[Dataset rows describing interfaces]
━━━━

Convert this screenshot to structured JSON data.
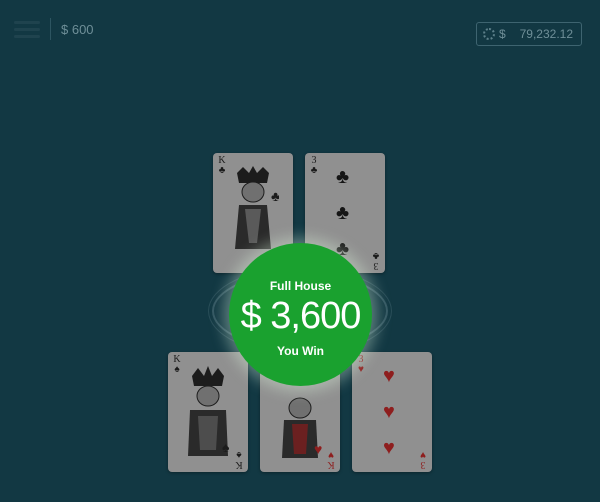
{
  "header": {
    "bet_amount": "$ 600"
  },
  "balance": {
    "currency": "$",
    "amount": "79,232.12"
  },
  "result": {
    "hand_name": "Full House",
    "payout": "$ 3,600",
    "message": "You Win"
  },
  "cards": [
    {
      "rank": "K",
      "suit": "♣",
      "color": "black"
    },
    {
      "rank": "3",
      "suit": "♣",
      "color": "black"
    },
    {
      "rank": "K",
      "suit": "♠",
      "color": "black"
    },
    {
      "rank": "K",
      "suit": "♥",
      "color": "red"
    },
    {
      "rank": "3",
      "suit": "♥",
      "color": "red"
    }
  ],
  "colors": {
    "table": "#123843",
    "win_green": "#1aa12f"
  }
}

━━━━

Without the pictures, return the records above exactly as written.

Exercise response
Convert this screenshot to structured JSON data.
{
  "header": {
    "bet_amount": "$ 600"
  },
  "balance": {
    "currency": "$",
    "amount": "79,232.12"
  },
  "result": {
    "hand_name": "Full House",
    "payout": "$ 3,600",
    "message": "You Win"
  },
  "cards": [
    {
      "rank": "K",
      "suit": "♣",
      "color": "black"
    },
    {
      "rank": "3",
      "suit": "♣",
      "color": "black"
    },
    {
      "rank": "K",
      "suit": "♠",
      "color": "black"
    },
    {
      "rank": "K",
      "suit": "♥",
      "color": "red"
    },
    {
      "rank": "3",
      "suit": "♥",
      "color": "red"
    }
  ],
  "colors": {
    "table": "#123843",
    "win_green": "#1aa12f"
  }
}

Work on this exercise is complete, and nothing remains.